*** Opening of Data for analysis ***

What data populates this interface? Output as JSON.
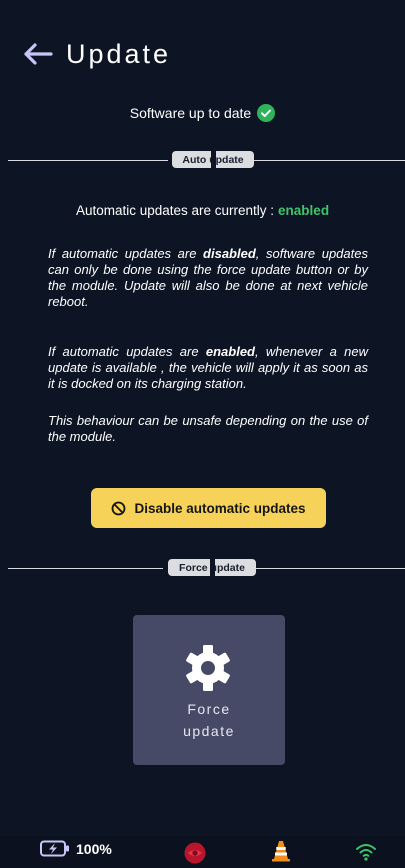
{
  "header": {
    "title": "Update"
  },
  "software_status": {
    "text": "Software up to date"
  },
  "auto_update": {
    "section_label": "Auto update",
    "status_prefix": "Automatic updates are currently :",
    "status_value": "enabled",
    "paragraph1_a": "If automatic updates are ",
    "paragraph1_b": "disabled",
    "paragraph1_c": ", software updates can only be done using the force update button or by the module. Update will also be done at next vehicle reboot.",
    "paragraph2_a": "If automatic updates are ",
    "paragraph2_b": "enabled",
    "paragraph2_c": ", whenever a new update is available , the vehicle will apply it as soon as it is docked on its charging station.",
    "paragraph3": "This behaviour can be unsafe depending on the use of the module.",
    "disable_button_label": "Disable automatic updates"
  },
  "force_update": {
    "section_label": "Force update",
    "button_label": "Force\nupdate"
  },
  "status_bar": {
    "battery": "100%"
  },
  "colors": {
    "background": "#0d1424",
    "enabled_green": "#3fc36a",
    "button_yellow": "#f6d258",
    "card": "#474a66"
  },
  "icons": [
    "back-arrow-icon",
    "check-circle-icon",
    "ban-icon",
    "gear-icon",
    "battery-charging-icon",
    "lidar-icon",
    "traffic-cone-icon",
    "wifi-icon"
  ]
}
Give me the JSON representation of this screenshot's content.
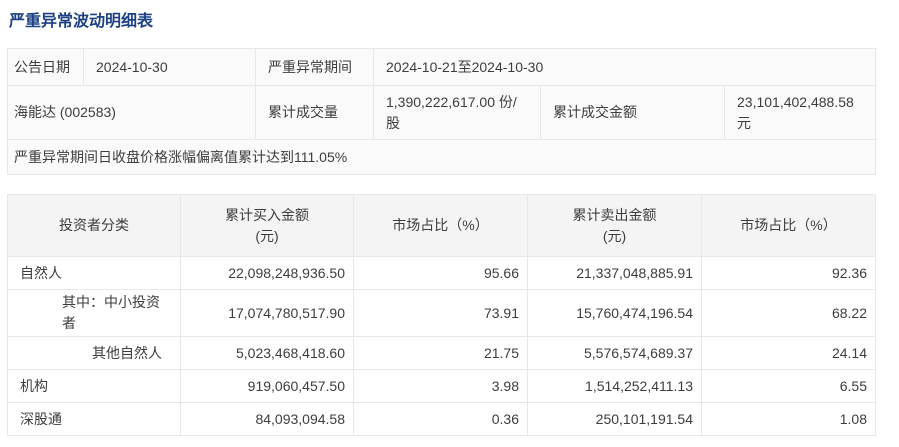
{
  "page": {
    "title": "严重异常波动明细表"
  },
  "colors": {
    "title_color": "#1d4183",
    "border_color": "#e8e8e8",
    "summary_bg": "#fafafa",
    "header_bg": "#f4f4f4",
    "text_color": "#3d3d3d"
  },
  "summary": {
    "announce_date_label": "公告日期",
    "announce_date": "2024-10-30",
    "period_label": "严重异常期间",
    "period": "2024-10-21至2024-10-30",
    "stock": "海能达 (002583)",
    "volume_label": "累计成交量",
    "volume": "1,390,222,617.00 份/\n股",
    "amount_label": "累计成交金额",
    "amount": "23,101,402,488.58\n元",
    "note": "严重异常期间日收盘价格涨幅偏离值累计达到111.05%"
  },
  "investor_table": {
    "headers": [
      "投资者分类",
      "累计买入金额\n(元)",
      "市场占比（%）",
      "累计卖出金额\n(元)",
      "市场占比（%）"
    ],
    "rows": [
      {
        "category": "自然人",
        "indent": 0,
        "buy": "22,098,248,936.50",
        "buy_pct": "95.66",
        "sell": "21,337,048,885.91",
        "sell_pct": "92.36"
      },
      {
        "category": "其中：中小投资者",
        "indent": 1,
        "buy": "17,074,780,517.90",
        "buy_pct": "73.91",
        "sell": "15,760,474,196.54",
        "sell_pct": "68.22"
      },
      {
        "category": "其他自然人",
        "indent": 2,
        "buy": "5,023,468,418.60",
        "buy_pct": "21.75",
        "sell": "5,576,574,689.37",
        "sell_pct": "24.14"
      },
      {
        "category": "机构",
        "indent": 0,
        "buy": "919,060,457.50",
        "buy_pct": "3.98",
        "sell": "1,514,252,411.13",
        "sell_pct": "6.55"
      },
      {
        "category": "深股通",
        "indent": 0,
        "buy": "84,093,094.58",
        "buy_pct": "0.36",
        "sell": "250,101,191.54",
        "sell_pct": "1.08"
      }
    ]
  }
}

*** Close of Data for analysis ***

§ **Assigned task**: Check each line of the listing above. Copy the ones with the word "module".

§ **Output of the task**:
    "paragraph1_c": ", software updates can only be done using the force update button or by the module. Update will also be done at next vehicle reboot.",
    "paragraph3": "This behaviour can be unsafe depending on the use of the module.",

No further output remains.